And as to the one wounded alien we do see: yes, what the staff sergeant did was a "war crime" (if you did not notice this). He in essence "tortured a wounded prisoner to death for information". That there were elements of the scene designed to make it more horrific (the alien combatant is symbolically reduced to the role of "animal;" a veterinarian assists the staff sergeant in his "interrogation" instead of the corpsman) may be accidental. This is the only "wounded" alien we see and he was apparently abandoned by his compatriots during the original assault on the police station, i.e., the aliens apparently do not take care of their own wounded. (Since the aliens won at the police station in the earlier fight that created the wounded alien, why was he left behind?) At least I do not recall seeing any other wounded aliens. Yes, aliens get shot and fall, but except for the one in the pool they do not seem to keep getting back up once they fall. There never seems to be an effort on the part of the aliens to recover wounded or even check their own casualties to see if they are wounded.

There is an indication that the staff sergeant is aware that he has committed a war crime in that the information he gained (how to kill the aliens more efficiently, i.e., where to shoot them) is not transmitted to higher headquarters for dissemination. At the time the Marines had not yet learned that the aliens were tracking their transmissions, and the squad had radio contact with higher headquarters. Yet on learning the aliens can be killed most efficiently by shooting them in the right side of their chests the squad does not transmit this information. Was the staff sergeant concerned that he would be asked how he had obtained this information? Does this hearken back to some dark secret about Afghanistan or Iraq? And notice that the lieutenant is conveniently "not in the room" when the staff sergeant does what he does.

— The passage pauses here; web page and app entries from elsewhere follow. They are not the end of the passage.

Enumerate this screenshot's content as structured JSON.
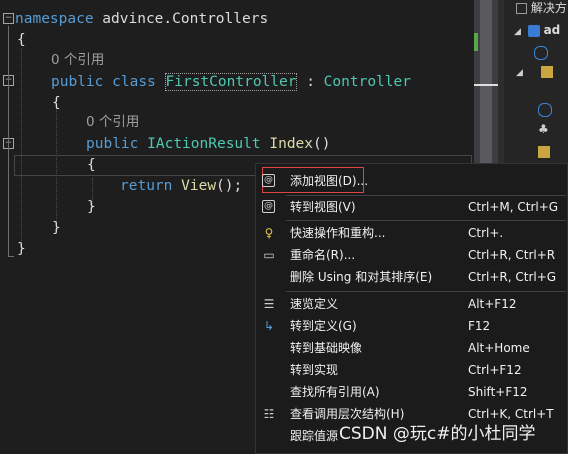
{
  "editor": {
    "lines": {
      "l1_kw": "namespace",
      "l1_rest": " advince.Controllers",
      "l2": "{",
      "l3_refs": "0 个引用",
      "l4_public": "public",
      "l4_class": "class",
      "l4_name": "FirstController",
      "l4_colon": " : ",
      "l4_base": "Controller",
      "l5": "{",
      "l6_refs": "0 个引用",
      "l7_public": "public",
      "l7_type": "IActionResult",
      "l7_method": "Index",
      "l7_parens": "()",
      "l8": "{",
      "l9_return": "return",
      "l9_view": "View",
      "l9_rest": "();",
      "l10": "}",
      "l11": "}",
      "l12": "}"
    }
  },
  "solution_explorer": {
    "title_fragment": "解决方",
    "project_fragment": "ad"
  },
  "context_menu": {
    "items": [
      {
        "label": "添加视图(D)...",
        "shortcut": "",
        "icon": "add-view-icon"
      },
      {
        "label": "转到视图(V)",
        "shortcut": "Ctrl+M, Ctrl+G",
        "icon": "goto-view-icon"
      },
      {
        "label": "快速操作和重构...",
        "shortcut": "Ctrl+.",
        "icon": "lightbulb-icon"
      },
      {
        "label": "重命名(R)...",
        "shortcut": "Ctrl+R, Ctrl+R",
        "icon": "rename-icon"
      },
      {
        "label": "删除 Using 和对其排序(E)",
        "shortcut": "Ctrl+R, Ctrl+G",
        "icon": ""
      },
      {
        "label": "速览定义",
        "shortcut": "Alt+F12",
        "icon": "peek-definition-icon"
      },
      {
        "label": "转到定义(G)",
        "shortcut": "F12",
        "icon": "goto-definition-icon"
      },
      {
        "label": "转到基础映像",
        "shortcut": "Alt+Home",
        "icon": ""
      },
      {
        "label": "转到实现",
        "shortcut": "Ctrl+F12",
        "icon": ""
      },
      {
        "label": "查找所有引用(A)",
        "shortcut": "Shift+F12",
        "icon": ""
      },
      {
        "label": "查看调用层次结构(H)",
        "shortcut": "Ctrl+K, Ctrl+T",
        "icon": "call-hierarchy-icon"
      },
      {
        "label": "跟踪值源",
        "shortcut": "",
        "icon": ""
      }
    ]
  },
  "watermark": "CSDN @玩c#的小杜同学",
  "colors": {
    "keyword": "#569cd6",
    "type": "#4ec9b0",
    "method": "#dcdcaa",
    "highlight_border": "#e04343"
  }
}
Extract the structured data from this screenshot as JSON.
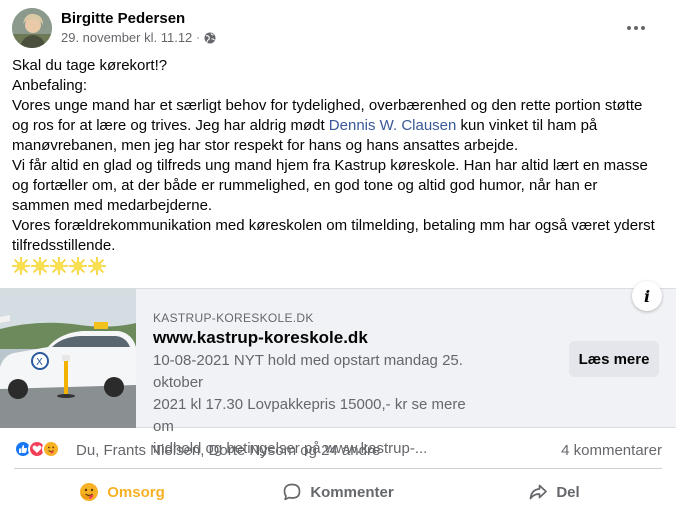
{
  "post": {
    "author": "Birgitte Pedersen",
    "timestamp": "29. november kl. 11.12",
    "separator": "·",
    "lines": {
      "l1": "Skal du tage kørekort!?",
      "l2": "Anbefaling:",
      "l3": "Vores unge mand har et særligt behov for tydelighed, overbærenhed og den rette portion støtte",
      "l4_pre": "og ros for at lære og trives. Jeg har aldrig mødt ",
      "l4_mention": "Dennis W. Clausen",
      "l4_post": " kun vinket til ham på",
      "l5": "manøvrebanen, men jeg har stor respekt for hans og hans ansattes arbejde.",
      "l6": "Vi får altid en glad og tilfreds ung mand hjem fra Kastrup køreskole. Han har altid lært en masse",
      "l7": "og fortæller om, at der både er rummelighed, en god tone og altid god humor, når han er",
      "l8": "sammen med medarbejderne.",
      "l9": "Vores forældrekommunikation med køreskolen om tilmelding, betaling mm har også været yderst",
      "l10": "tilfredsstillende."
    },
    "emoji_count": 5
  },
  "link_preview": {
    "domain": "KASTRUP-KORESKOLE.DK",
    "title": "www.kastrup-koreskole.dk",
    "desc_line1": "10-08-2021 NYT hold med opstart mandag 25. oktober",
    "desc_line2": "2021 kl 17.30 Lovpakkepris 15000,- kr se mere om",
    "desc_line3": "indhold og betingelser på www.kastrup-...",
    "info_label": "i",
    "cta_label": "Læs mere"
  },
  "reactions": {
    "names": "Du, Frants Nielsen, Dorte Nysom og 24 andre",
    "comments": "4 kommentarer"
  },
  "actions": {
    "care": "Omsorg",
    "comment": "Kommenter",
    "share": "Del"
  },
  "colors": {
    "mention": "#385898",
    "care_active": "#f7b125",
    "like_blue": "#1877f2",
    "love_red": "#f33e58"
  }
}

As noted, what he did is a war crime. There are people on this planet who profess that they would rather die (and by the way that all the rest of us should die) rather than do something they believe to be morally reprehensible. These people would, if they were aware of the staff sergeant's actions, be horrified and demand that he be tried and punished for his actions. These are the same ones that insist that we prove our moral superiority over Al Qaida and the Taliban by treating them as lawful combatants despite the fact that they as a group slaughter civilians (to include women and children) and generally execute any prisoners, wounded or not, that come into their hands. In short, they do not conform to the laws of land warfare, much less the Geneva Conventions, but must be accorded full benefits of the same or we are the bad guys. The fact that the aliens are taking no prisoners (and are clearly not signatories of the Geneva Conventions) is thus irrelevant and the staff sergeant's actions should not be sanctioned. That the enemy is barbaric is simply all the more reason for us to be steadfastly civilized, even if it means we lose and are annihilated not just as a culture, but a species. Of course the majority who take this opinion are quite happy that they themselves do not have to pay the price for this attitude (at least not right away as they enjoy their lives), but rather soldiers and Marines (who are expending their lives to ensure the bliss of those individuals).

There are a lot of other things that can be discussed about this film: the aliens' military intelligence for example. How did they determine their landing points? What is their level of technology? Did they really come from outside of our solar system (their approach to our planet does not seem to indicate they had access to faster than light engines), or from a planet inside our solar system? They appear to be true amphibians, able to work underwater without need of special gear, but also fully adapted to maneuvering on dry land. And clearly they were oxygen breathers and completely comfortable in a 1G gravity field and the atmospheric pressure, etc.

There is a lot I could go into in the strategic department, but I have already taken up too much space with this.

Still, I will say again that this is a film worth seeing.